Alex Fergusson (Galloway and West Dumfries) (Con): I am happy to comment, convener. As members will recall, we gave the issue considerable consideration during our consideration of the Aquaculture and Fisheries (Scotland) Bill, and my recollection is that we all came to the conclusion that, although we accepted that certain concerns had been expressed about the issue, we were content that the steps being taken by aquaculture practitioners were as robust and practical as they could be and that the shooting of seals happened only in extremis. Personally, I was satisfied with that, and I am not sure that our continuing the petition will do anything to resolve the situation. In short, given our consideration of the Aquaculture and Fisheries (Scotland) Bill, I see no future in continuing the petition.
The Convener: Do other members wish to comment?
Graeme Dey (Angus South) (SNP): Very briefly, convener. I concur entirely with Alex Fergusson. The evidence that the petitioner gave the Public Petitions Committee, which I have read, in no way allayed my concerns about the petition. For a start, a number of what seemed to be unsubstantiated claims about the number of seals being shot were made. As a result, I tend to agree with Mr Fergusson.
Angus MacDonald (Falkirk East) (SNP): Given that a number of strands to the petition have, I reckon, been properly addressed, I am minded to close it. Marine Scotland has adequately or satisfactorily addressed the seal control issue, and the salmon industry is evolving, with the increased use of high-tension predator exclusion nets and the introduction and roll-out of onshore tank systems, which the committee saw when it visited Lochaber. That is another aspect of the petition, which, as I said, contains a number of strands.
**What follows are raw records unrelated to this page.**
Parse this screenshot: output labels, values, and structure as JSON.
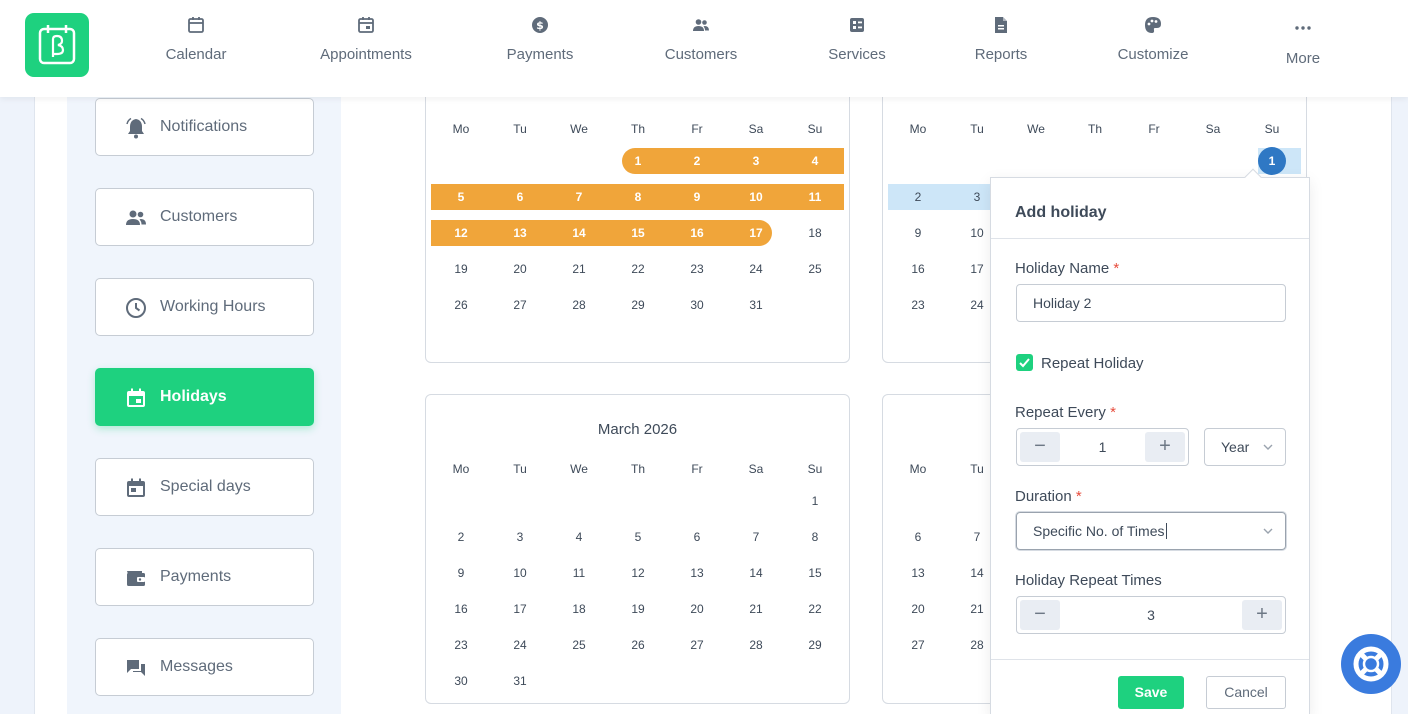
{
  "nav": {
    "items": [
      {
        "label": "Calendar",
        "icon": "calendar-icon"
      },
      {
        "label": "Appointments",
        "icon": "appointments-icon"
      },
      {
        "label": "Payments",
        "icon": "dollar-icon"
      },
      {
        "label": "Customers",
        "icon": "users-icon"
      },
      {
        "label": "Services",
        "icon": "services-icon"
      },
      {
        "label": "Reports",
        "icon": "report-icon"
      },
      {
        "label": "Customize",
        "icon": "palette-icon"
      },
      {
        "label": "More",
        "icon": "more-icon"
      }
    ]
  },
  "sidebar": {
    "items": [
      {
        "label": "Notifications",
        "icon": "bell-icon"
      },
      {
        "label": "Customers",
        "icon": "users-icon"
      },
      {
        "label": "Working Hours",
        "icon": "clock-icon"
      },
      {
        "label": "Holidays",
        "icon": "calendar-icon",
        "active": true
      },
      {
        "label": "Special days",
        "icon": "calendar-icon"
      },
      {
        "label": "Payments",
        "icon": "wallet-icon"
      },
      {
        "label": "Messages",
        "icon": "chat-icon"
      }
    ]
  },
  "calendars": {
    "weekdays": [
      "Mo",
      "Tu",
      "We",
      "Th",
      "Fr",
      "Sa",
      "Su"
    ],
    "top_left": {
      "rows": [
        [
          "",
          "",
          "",
          "1",
          "2",
          "3",
          "4"
        ],
        [
          "5",
          "6",
          "7",
          "8",
          "9",
          "10",
          "11"
        ],
        [
          "12",
          "13",
          "14",
          "15",
          "16",
          "17",
          "18"
        ],
        [
          "19",
          "20",
          "21",
          "22",
          "23",
          "24",
          "25"
        ],
        [
          "26",
          "27",
          "28",
          "29",
          "30",
          "31",
          ""
        ]
      ],
      "holiday_days": [
        "1",
        "2",
        "3",
        "4",
        "5",
        "6",
        "7",
        "8",
        "9",
        "10",
        "11",
        "12",
        "13",
        "14",
        "15",
        "16",
        "17"
      ]
    },
    "top_right": {
      "visible_days": [
        [
          "",
          "",
          "",
          "",
          "",
          "",
          "1"
        ],
        [
          "2",
          "3"
        ],
        [
          "9",
          "10"
        ],
        [
          "16",
          "17"
        ],
        [
          "23",
          "24"
        ]
      ],
      "selected_day": "1"
    },
    "march": {
      "title": "March 2026",
      "rows": [
        [
          "",
          "",
          "",
          "",
          "",
          "",
          "1"
        ],
        [
          "2",
          "3",
          "4",
          "5",
          "6",
          "7",
          "8"
        ],
        [
          "9",
          "10",
          "11",
          "12",
          "13",
          "14",
          "15"
        ],
        [
          "16",
          "17",
          "18",
          "19",
          "20",
          "21",
          "22"
        ],
        [
          "23",
          "24",
          "25",
          "26",
          "27",
          "28",
          "29"
        ],
        [
          "30",
          "31",
          "",
          "",
          "",
          "",
          ""
        ]
      ]
    },
    "bottom_right": {
      "visible_days": [
        [
          "6",
          "7"
        ],
        [
          "13",
          "14"
        ],
        [
          "20",
          "21"
        ],
        [
          "27",
          "28"
        ]
      ]
    }
  },
  "popup": {
    "title": "Add holiday",
    "holiday_name_label": "Holiday Name",
    "holiday_name_value": "Holiday 2",
    "repeat_holiday_label": "Repeat Holiday",
    "repeat_holiday_checked": true,
    "repeat_every_label": "Repeat Every",
    "repeat_every_value": "1",
    "repeat_unit": "Year",
    "duration_label": "Duration",
    "duration_value": "Specific No. of Times",
    "repeat_times_label": "Holiday Repeat Times",
    "repeat_times_value": "3",
    "save_label": "Save",
    "cancel_label": "Cancel",
    "required_mark": "*"
  },
  "colors": {
    "brand_green": "#1ed17f",
    "holiday_orange": "#f0a53a",
    "selected_blue": "#2f78c4",
    "range_blue": "#cde6f8"
  }
}
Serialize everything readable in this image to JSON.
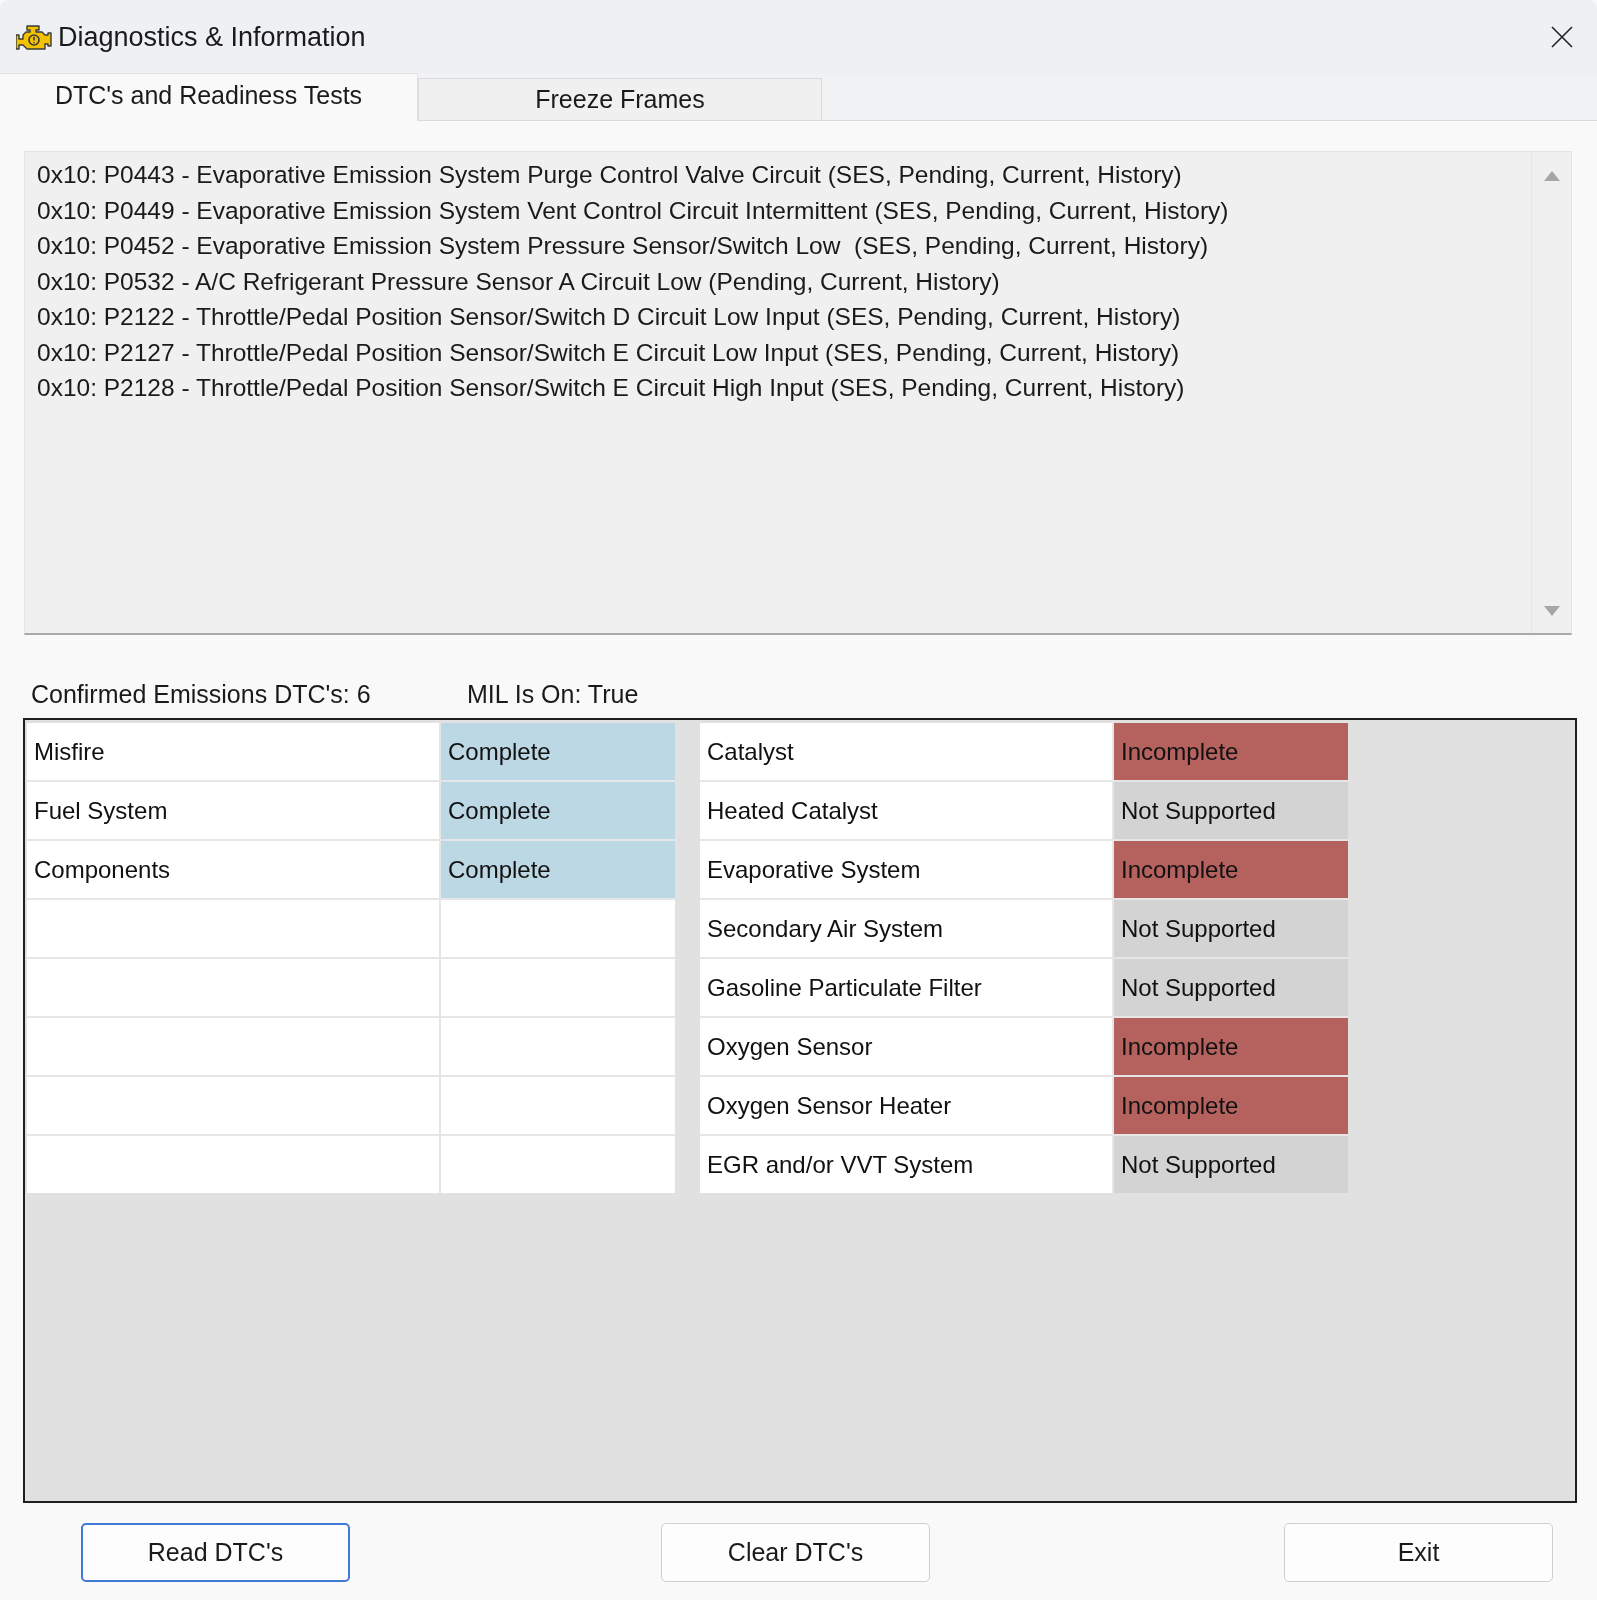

The only issue raised in the petition that has not been satisfactorily addressed is that of the salmon netting stations, but the committee still has to look at that issue in light of the report of the wild fisheries review. Given that a fair bit of work has already been done on the issues, I am, as I said, minded to close the petition.
Michael Russell (Argyll and Bute) (SNP): There are two questions to address here. First of all, the law is doing everything possible to avoid the killing of seals, but is the law itself being flouted or not observed in any significant way? I do not think that the petitioner has presented any evidence that that is the case; if he has any, he should present it not only to the Parliament but to the police, because it is an offence to do what he has suggested is being done.
The second question is whether the law needs to be changed to protect seals. That is a legitimate campaign, but it is not the campaign that the petitioner seems to be pursuing. He seems to be pursuing a campaign based on the law being flouted, and if he has brought no evidence of that forward, we should just close the petition. That said, we should, as we continue with our work, bear in mind whether the law is being flouted and whether a better law can be found.
Claudia Beamish (South Scotland) (Lab): I am persuaded by others’ arguments that the petition should be closed. I should also point out that we will be looking at the wild fisheries review and that regulations issued under the Aquaculture and Fisheries (Scotland) Act 2013 can be amended as appropriate by ministers. I therefore see no argument for keeping the petition open.
The Convener: Perhaps I can sum up members’ views. As we know, the national marine plan contains a section on aquaculture, which covers predators such as seals; the salmon netting issue is going to come up in secondary legislation next week; and the wild fisheries review has taken considerable evidence on the matter. All of that shows that we are taking considerable interest in the question of seals in both the natural environment and man-made structures and that we are ensuring that it is taken into account. Therefore, I recommend that we close the petition and maintain our interest in the matter, as has been suggested. Are we agreed? Members indicated agreement.